ADELAIDE, SOUTH AUSTRALIA — Thomas Maher is the youngest member of the teaching staff at Rising Sun Pictures Education. The Adelaide native is himself an alumnus of the program, having completed the Graduate Certificate in Dynamic Effects and Lighting in 2017, delivered in conjunction with Rising Sun Pictures (rsp.com.au) and the University of South Australia (UniSA).
After gaining professional experience as an artist at Adelaide-based VFX shop Resin, and teaching Houdini and Nuke basics at TAFE, Maher returned to RSP last year. Since then, he has served as a teaching assistant to Dan Wills in the Graduate Certificate course in Dynamic Effects and Lighting and co-taught classes in Compositing, Paint and Roto and other subjects. He has also worked as an artist at the studio on several films including the blockbuster hit Captain Marvel.
Maher has proven popular among students for his knowledge of Houdini, knack for making difficult concepts seem simple, and the enthusiasm he brings to the classroom. He, in turn, has been amazed by the aspiring artists he’s met in the classroom.
“I’ve worked with over four separate classes and virtually every student exceeds my expectations,” he states. “They continuously impress me with their technical aptitude and artistry, and the speed with which they are able to learn and apply the things we teach. They are incredibly friendly, mature and competent.”
Like many of his students, Maher became fascinated with visual effects from watching movies as a youth. He made short films in high school and received his formal training at the University of Adelaide and at TAFE SA, eventually earning an Advanced Diploma in Screen and Media.
While still a student at TAFE, Maher undertook two short courses learning Houdini at RSP. He enjoyed the experience so much that he enrolled in the Graduate Certificate program after his graduation. He chose to focus on mastering Houdini through the course on Dynamic Effects and Lighting and he describes the experience as a game changer. It not only helped him take his skills to a new level, it taught him how to turn his passion into a tangible, lifetime career.
“It was fantastic,” he says. “From the moment I walked in, I felt I wasn’t simply a student, but a member of the team. The staff worked hard to make us feel welcome. Artists from the floor, who weren’t part of the education staff, would drop by and offer assistance and feedback on our work. It was intensive, full-time, five days a week. It was exciting to be in a routine where you could really build momentum.”
After completing the Graduate Certificate program, Maher spent a few months sending out reels and resumes and interviewing for jobs, before a friend recommended him for a position as a junior artist at Resin. His role primarily involved compositing and rotoscoping, but he also had the opportunity to apply his Houdini skills creating water effects for the Netflix series Tidelands.
A short time after starting at Resin, Maher was offered a second job, teaching Houdini at his former school, TAFE. He found the experience as much fun as his work on the artists’ floor.

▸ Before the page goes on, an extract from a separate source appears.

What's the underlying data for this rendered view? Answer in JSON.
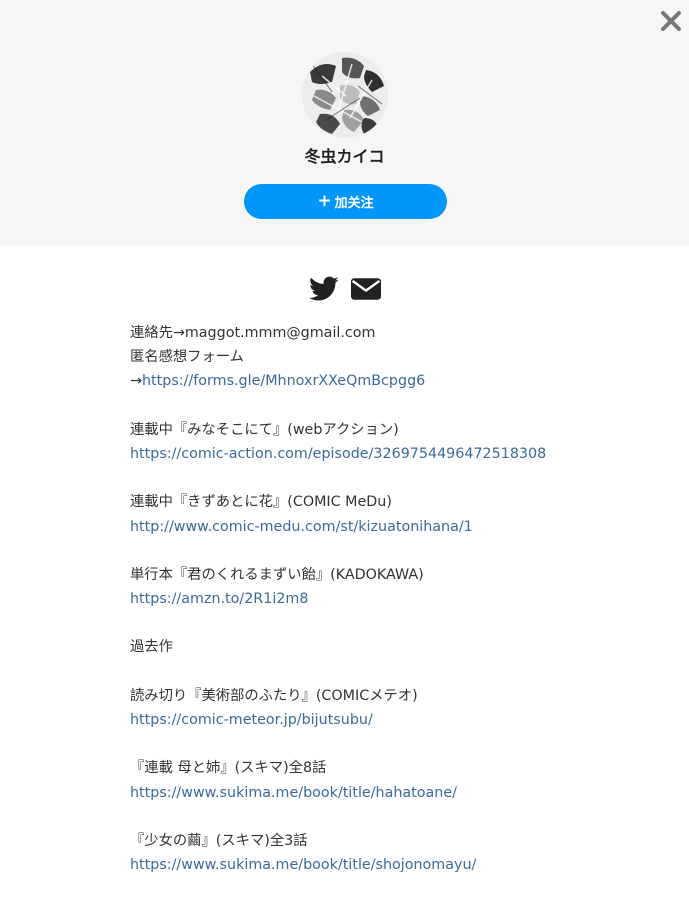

“I always liked the idea of teaching,” he recalls. “It was hard work, but I liked it, especially as it involved Houdini, my primary point of interest.”
Mid last year, a teaching assistant position opened at RSP. Anna Hodge, who manages the program, thought of Maher, whom she knew both from his time at RSP and at TAFE. He jumped at the chance to return.
“I was like, ‘Yes!’” he says. “It was amazing to be back at RSP and be on the other side of the desk.”
It’s not surprising that Maher has got on well with his students. He is not much older than most of the young artists in his classroom and, having recently gone through the program himself, finds it easy to identify with their struggles and triumphs.
“It’s only been two years since I started my first job and transitioned from student to professional artist and teacher,” he observes. “The landscape of the industry hasn’t changed much. When you send out applications, you don’t always hear back. It can be discouraging, but you've just got to continue to improve your own skills and apply again. That’s something that I learned the hard way and so I counsel my students to be patient and persistent. I also encourage them to take advantage of all the employment resources offered by RSP.”
Beyond sticking to it, Maher advises his students to think long and hard about their futures.
“Think about which role within VFX you’d like to pursue,” he insists. “At the outset, they may all seem somewhat similar, but they lead to very different career paths. If you have your heart set on eventually becoming a compositor, for example, find out which junior roles lead to it, like paint and roto, and work to develop those skills. If you are unsure where you want to end up, take a basic course with a little bit of everything, or see what you can learn at home. You'll probably learn very quickly what you don't like and where your passion is. You’ll also have a better idea about what the pros do and be better prepared for more advanced work.
“If you have a passion for visual effects, as I do, you ought to go for it. There has never been a better time to be a visual effects artist, in Adelaide and around the world.”